Exercise details: State how many lines of the records include the word "JSON"; the reply is that number alone.

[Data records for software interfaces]
----------------------------------------
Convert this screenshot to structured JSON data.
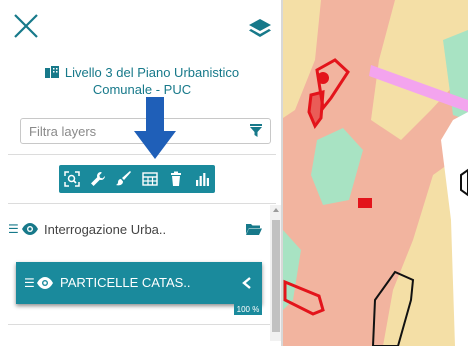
{
  "panel": {
    "title_line1": "Livello 3 del Piano Urbanistico",
    "title_line2": "Comunale - PUC"
  },
  "filter": {
    "placeholder": "Filtra layers"
  },
  "toolbar": {
    "buttons": [
      "zoom-extent-icon",
      "wrench-icon",
      "paint-brush-icon",
      "table-icon",
      "trash-icon",
      "bar-chart-icon"
    ]
  },
  "layers": [
    {
      "label": "Interrogazione Urba..",
      "visible": true
    },
    {
      "label": "PARTICELLE CATAS..",
      "visible": true,
      "opacity": "100 %"
    }
  ],
  "colors": {
    "accent": "#1a8a9c",
    "arrow": "#1f5fb8",
    "map_pink": "#f2b49f",
    "map_beige": "#f4dfa6",
    "map_green": "#a8e3c3",
    "map_magenta": "#f3a4ee",
    "parcel_red": "#e3141b"
  }
}
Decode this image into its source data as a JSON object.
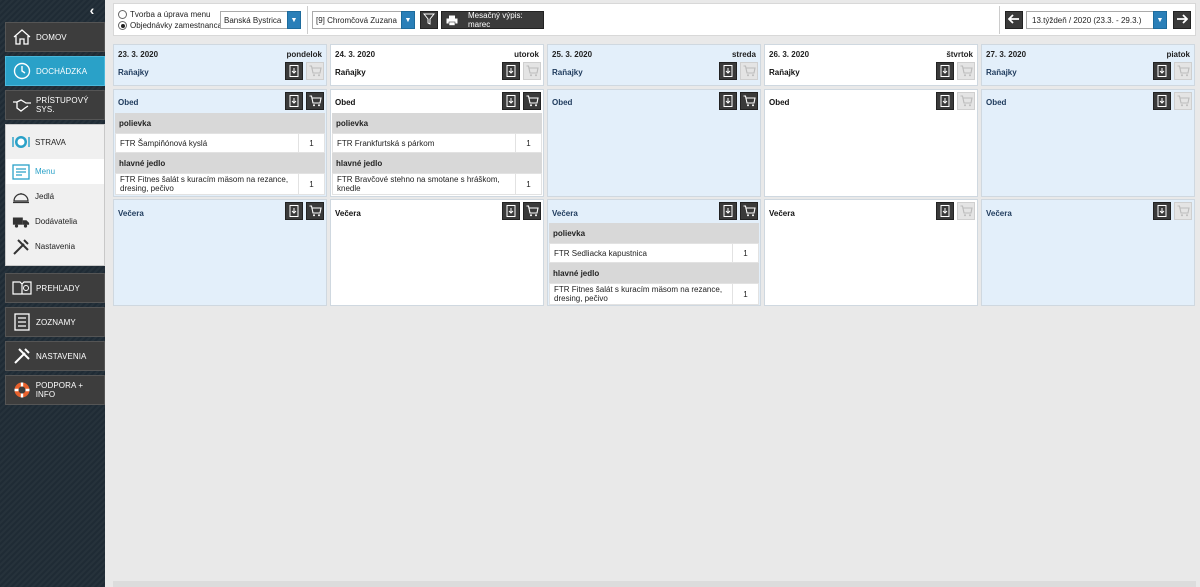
{
  "sidebar": {
    "collapse_glyph": "‹",
    "nav": [
      {
        "label": "DOMOV",
        "icon": "home-icon"
      },
      {
        "label": "DOCHÁDZKA",
        "icon": "clock-icon"
      },
      {
        "label": "PRÍSTUPOVÝ SYS.",
        "icon": "handshake-icon"
      },
      {
        "label": "PREHĽADY",
        "icon": "book-search-icon"
      },
      {
        "label": "ZOZNAMY",
        "icon": "list-icon"
      },
      {
        "label": "NASTAVENIA",
        "icon": "tools-icon"
      },
      {
        "label": "PODPORA + INFO",
        "icon": "lifebuoy-icon"
      }
    ],
    "strava": {
      "head": "STRAVA",
      "items": [
        "Menu",
        "Jedlá",
        "Dodávatelia",
        "Nastavenia"
      ]
    }
  },
  "toolbar": {
    "radio1": "Tvorba a úprava menu",
    "radio2": "Objednávky zamestnanca",
    "location": "Banská Bystrica",
    "employee": "[9] Chromčová Zuzana",
    "monthly_btn": "Mesačný výpis: marec",
    "week": "13.týždeň / 2020 (23.3. - 29.3.)"
  },
  "days": [
    {
      "date": "23. 3. 2020",
      "weekday": "pondelok",
      "breakfast": "Raňajky",
      "lunch": "Obed",
      "dinner": "Večera",
      "lunch_sections": [
        {
          "title": "polievka",
          "items": [
            {
              "name": "FTR Šampiňónová kyslá",
              "qty": "1"
            }
          ]
        },
        {
          "title": "hlavné jedlo",
          "items": [
            {
              "name": "FTR Fitnes šalát s kuracím mäsom na rezance, dresing, pečivo",
              "qty": "1"
            }
          ]
        }
      ]
    },
    {
      "date": "24. 3. 2020",
      "weekday": "utorok",
      "breakfast": "Raňajky",
      "lunch": "Obed",
      "dinner": "Večera",
      "lunch_sections": [
        {
          "title": "polievka",
          "items": [
            {
              "name": "FTR Frankfurtská s párkom",
              "qty": "1"
            }
          ]
        },
        {
          "title": "hlavné jedlo",
          "items": [
            {
              "name": "FTR Bravčové stehno na smotane s hráškom, knedle",
              "qty": "1"
            }
          ]
        }
      ]
    },
    {
      "date": "25. 3. 2020",
      "weekday": "streda",
      "breakfast": "Raňajky",
      "lunch": "Obed",
      "dinner": "Večera",
      "dinner_sections": [
        {
          "title": "polievka",
          "items": [
            {
              "name": "FTR Sedliacka kapustnica",
              "qty": "1"
            }
          ]
        },
        {
          "title": "hlavné jedlo",
          "items": [
            {
              "name": "FTR Fitnes šalát s kuracím mäsom na rezance, dresing, pečivo",
              "qty": "1"
            }
          ]
        }
      ]
    },
    {
      "date": "26. 3. 2020",
      "weekday": "štvrtok",
      "breakfast": "Raňajky",
      "lunch": "Obed",
      "dinner": "Večera"
    },
    {
      "date": "27. 3. 2020",
      "weekday": "piatok",
      "breakfast": "Raňajky",
      "lunch": "Obed",
      "dinner": "Večera"
    }
  ],
  "colors": {
    "accent": "#2aa1c8",
    "sidebar_bg": "#1f2b35",
    "card_blue": "#e3effa",
    "section_gray": "#d8d8d8",
    "dark_button": "#3a3a3a",
    "select_arrow": "#2a7fb8"
  }
}
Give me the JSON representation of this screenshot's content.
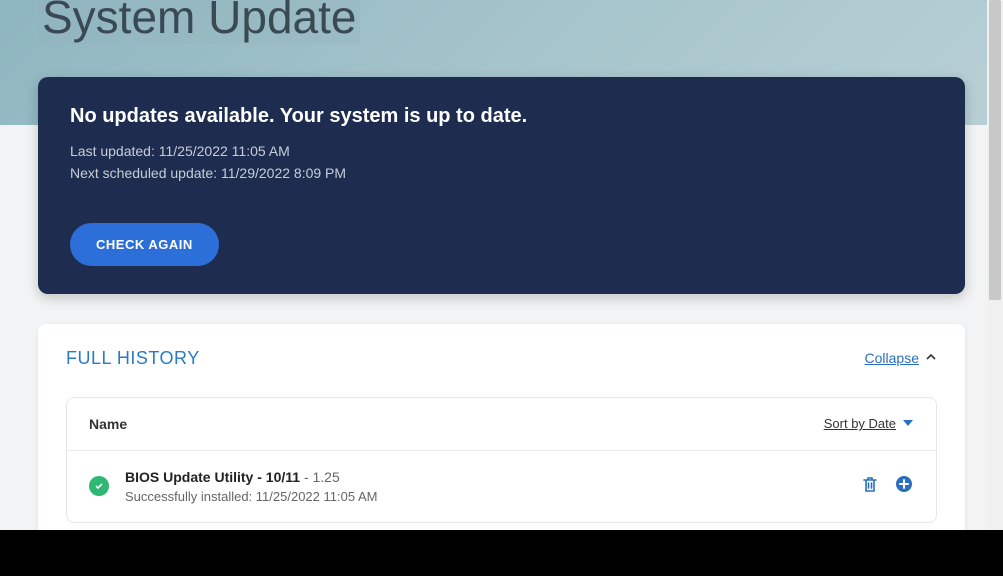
{
  "page": {
    "title": "System Update"
  },
  "status": {
    "headline": "No updates available. Your system is up to date.",
    "lastUpdated": "Last updated: 11/25/2022 11:05 AM",
    "nextScheduled": "Next scheduled update: 11/29/2022 8:09 PM",
    "checkAgain": "CHECK AGAIN"
  },
  "history": {
    "title": "FULL HISTORY",
    "collapse": "Collapse",
    "columns": {
      "name": "Name"
    },
    "sortBy": "Sort by Date ",
    "items": [
      {
        "title": "BIOS Update Utility - 10/11",
        "version": " - 1.25",
        "status": "Successfully installed: 11/25/2022 11:05 AM"
      }
    ]
  }
}
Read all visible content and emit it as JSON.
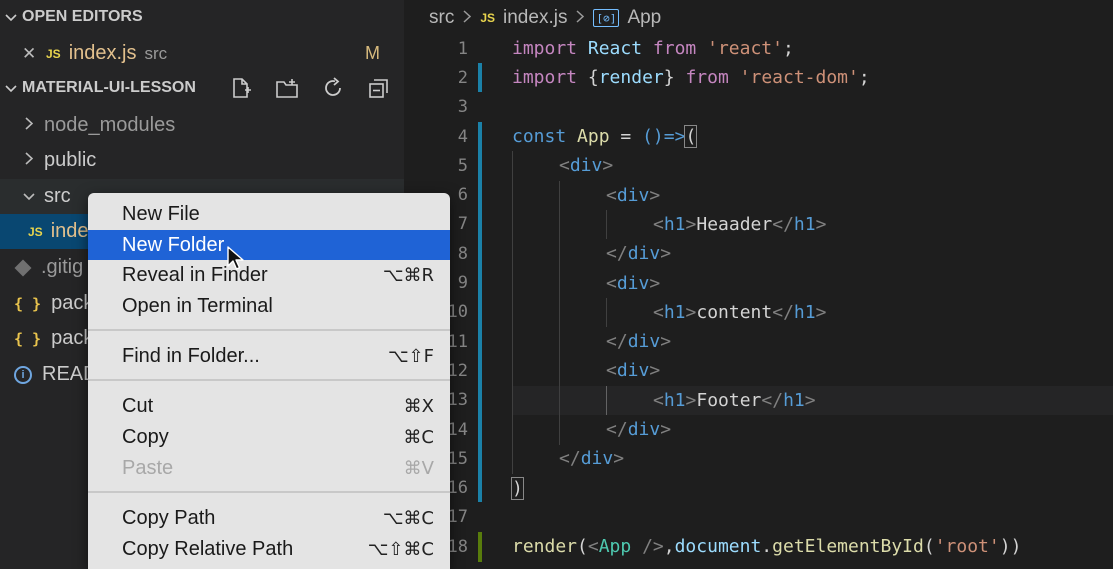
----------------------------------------
Finished exercise: 4